A MUM who congratulated herself on her forward planning has had to re-purchase the ingredients for Easter nests four times so far.

Carolyn Ryan decided to buy Mini Eggs early because they were on special offer, then had to go out and buy them again, and a further two times after that.

Ryan said: “I thought I could open the packet and eat just one or two. However, it turns out that being 38 and legally designated an adult is not the same thing as having self-control.

“Then there’s the chocolate. The first time I bought Dairy Milk, which lasted approximately three hours after returning home from the shops.

“The second time I got wise and bought cheap supermarket brand cooking chocolate.
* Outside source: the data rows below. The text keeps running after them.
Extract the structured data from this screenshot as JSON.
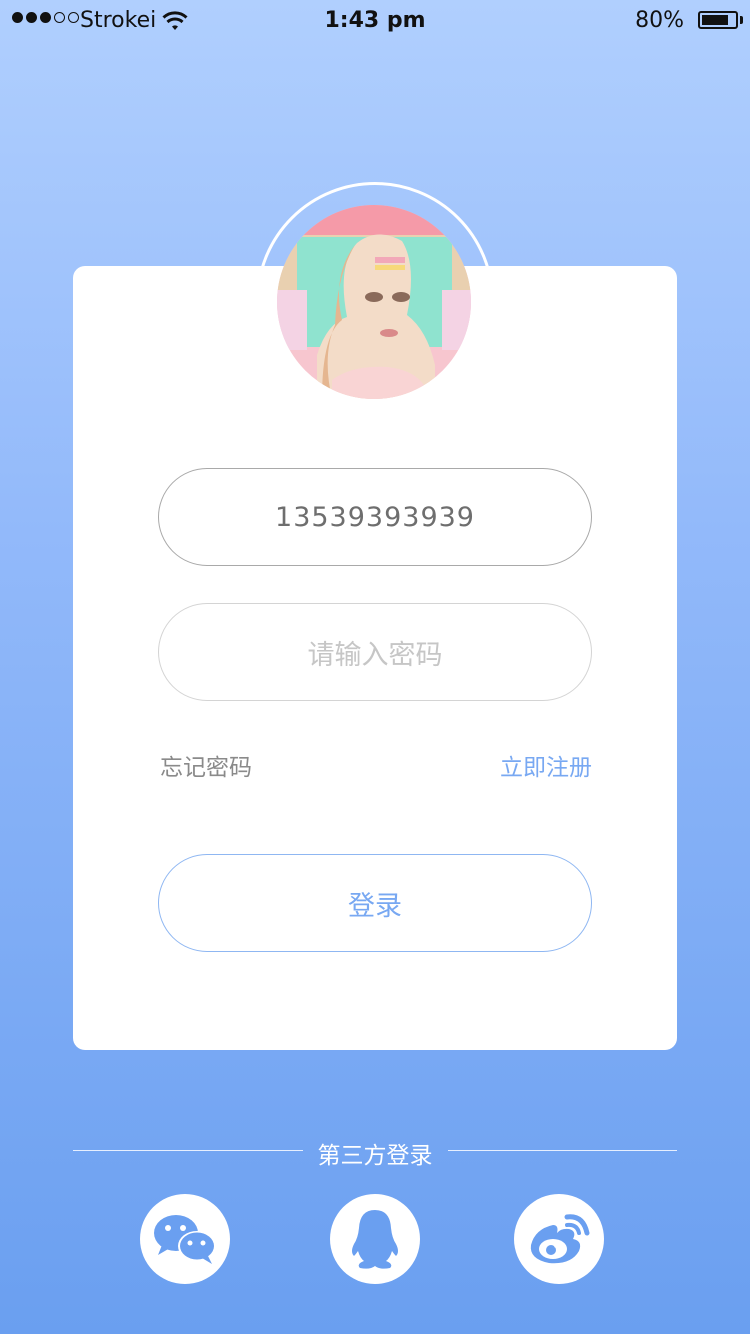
{
  "status_bar": {
    "carrier": "Strokei",
    "time": "1:43 pm",
    "battery": "80%",
    "battery_level": 0.8,
    "signal_bars_on": 3,
    "signal_bars_total": 5
  },
  "login": {
    "phone_value": "13539393939",
    "password_placeholder": "请输入密码",
    "forgot_label": "忘记密码",
    "register_label": "立即注册",
    "login_label": "登录"
  },
  "third_party": {
    "label": "第三方登录",
    "providers": [
      "wechat-icon",
      "qq-icon",
      "weibo-icon"
    ]
  },
  "colors": {
    "accent": "#78a8f2",
    "background_top": "#b0cffe",
    "background_bottom": "#6a9ff0"
  }
}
Turns out I’m willing to eat that, too.

“I’m not sure how excited the kids will be when they learn that their favourite, must-have Easter nests are basically a small handful of cornflakes.

“But at least I won’t have to feel guilty about them eating chocolate for breakfast.”